◆ **PROBLEM STATEMENT**:
Scan the listing below for the word "localhost" and copy every line that has it.

◆ **EXERCISE MATERIALS**:
——————————
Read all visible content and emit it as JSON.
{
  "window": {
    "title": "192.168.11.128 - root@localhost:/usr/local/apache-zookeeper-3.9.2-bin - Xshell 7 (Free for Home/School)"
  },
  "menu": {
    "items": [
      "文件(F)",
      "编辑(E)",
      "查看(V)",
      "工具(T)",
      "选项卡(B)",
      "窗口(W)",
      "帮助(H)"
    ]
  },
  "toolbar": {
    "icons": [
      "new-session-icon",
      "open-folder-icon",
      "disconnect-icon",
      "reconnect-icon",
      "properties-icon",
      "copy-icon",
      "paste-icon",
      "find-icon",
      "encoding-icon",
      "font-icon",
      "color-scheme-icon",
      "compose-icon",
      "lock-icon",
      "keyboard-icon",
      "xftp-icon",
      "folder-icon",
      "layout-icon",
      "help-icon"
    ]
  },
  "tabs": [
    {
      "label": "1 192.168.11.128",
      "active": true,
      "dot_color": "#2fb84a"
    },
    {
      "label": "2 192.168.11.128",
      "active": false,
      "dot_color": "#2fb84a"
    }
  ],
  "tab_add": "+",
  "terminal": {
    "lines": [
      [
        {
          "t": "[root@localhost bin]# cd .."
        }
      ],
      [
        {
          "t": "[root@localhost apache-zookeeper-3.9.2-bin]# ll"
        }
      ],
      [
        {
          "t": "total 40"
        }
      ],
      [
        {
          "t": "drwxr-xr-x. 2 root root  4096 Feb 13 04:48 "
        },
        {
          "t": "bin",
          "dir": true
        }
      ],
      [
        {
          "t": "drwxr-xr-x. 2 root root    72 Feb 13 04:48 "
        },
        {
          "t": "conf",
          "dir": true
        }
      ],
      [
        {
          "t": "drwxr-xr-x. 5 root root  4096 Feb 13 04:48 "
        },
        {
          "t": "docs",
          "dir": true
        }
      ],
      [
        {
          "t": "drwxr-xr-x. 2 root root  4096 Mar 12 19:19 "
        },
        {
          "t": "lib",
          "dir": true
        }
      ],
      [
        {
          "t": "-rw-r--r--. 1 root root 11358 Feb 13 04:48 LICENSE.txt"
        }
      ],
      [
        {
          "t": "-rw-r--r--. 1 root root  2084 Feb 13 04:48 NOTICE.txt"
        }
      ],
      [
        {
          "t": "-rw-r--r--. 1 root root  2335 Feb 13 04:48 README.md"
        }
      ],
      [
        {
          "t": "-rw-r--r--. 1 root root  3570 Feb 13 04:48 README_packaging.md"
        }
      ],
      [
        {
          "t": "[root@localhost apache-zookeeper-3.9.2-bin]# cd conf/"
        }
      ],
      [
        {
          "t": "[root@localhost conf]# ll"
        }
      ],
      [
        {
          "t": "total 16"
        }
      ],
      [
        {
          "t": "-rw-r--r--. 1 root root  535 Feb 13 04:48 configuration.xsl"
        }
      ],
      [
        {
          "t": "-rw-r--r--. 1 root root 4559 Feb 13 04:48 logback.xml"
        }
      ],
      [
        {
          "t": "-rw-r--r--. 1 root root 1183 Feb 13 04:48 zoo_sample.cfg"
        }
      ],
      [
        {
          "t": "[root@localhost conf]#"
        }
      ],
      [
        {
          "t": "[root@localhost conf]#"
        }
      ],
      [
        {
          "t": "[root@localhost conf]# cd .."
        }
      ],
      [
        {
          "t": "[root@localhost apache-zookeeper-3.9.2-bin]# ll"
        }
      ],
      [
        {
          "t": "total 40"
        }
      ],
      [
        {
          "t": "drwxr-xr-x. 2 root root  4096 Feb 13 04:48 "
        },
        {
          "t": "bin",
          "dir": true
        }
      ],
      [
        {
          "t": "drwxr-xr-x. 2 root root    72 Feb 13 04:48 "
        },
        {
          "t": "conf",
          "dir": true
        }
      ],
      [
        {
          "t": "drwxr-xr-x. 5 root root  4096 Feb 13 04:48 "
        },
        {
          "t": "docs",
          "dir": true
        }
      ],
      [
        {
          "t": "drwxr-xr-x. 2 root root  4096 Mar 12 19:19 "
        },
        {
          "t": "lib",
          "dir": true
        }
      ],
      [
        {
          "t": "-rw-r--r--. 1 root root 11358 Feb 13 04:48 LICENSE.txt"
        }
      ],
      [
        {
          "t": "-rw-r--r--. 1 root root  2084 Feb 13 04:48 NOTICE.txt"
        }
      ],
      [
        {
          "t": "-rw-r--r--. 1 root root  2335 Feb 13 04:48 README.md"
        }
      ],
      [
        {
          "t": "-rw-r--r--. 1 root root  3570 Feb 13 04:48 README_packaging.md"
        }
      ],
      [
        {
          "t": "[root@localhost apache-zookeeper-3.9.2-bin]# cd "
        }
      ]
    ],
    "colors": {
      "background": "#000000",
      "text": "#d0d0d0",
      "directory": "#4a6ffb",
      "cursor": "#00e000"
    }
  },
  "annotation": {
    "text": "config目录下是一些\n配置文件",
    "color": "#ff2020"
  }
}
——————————
◆ **FINISHED EXERCISE**:
    "title": "192.168.11.128 - root@localhost:/usr/local/apache-zookeeper-3.9.2-bin - Xshell 7 (Free for Home/School)"
          "t": "[root@localhost bin]# cd .."
          "t": "[root@localhost apache-zookeeper-3.9.2-bin]# ll"
          "t": "[root@localhost apache-zookeeper-3.9.2-bin]# cd conf/"
          "t": "[root@localhost conf]# ll"
          "t": "[root@localhost conf]#"
          "t": "[root@localhost conf]#"
          "t": "[root@localhost conf]# cd .."
          "t": "[root@localhost apache-zookeeper-3.9.2-bin]# ll"
          "t": "[root@localhost apache-zookeeper-3.9.2-bin]# cd "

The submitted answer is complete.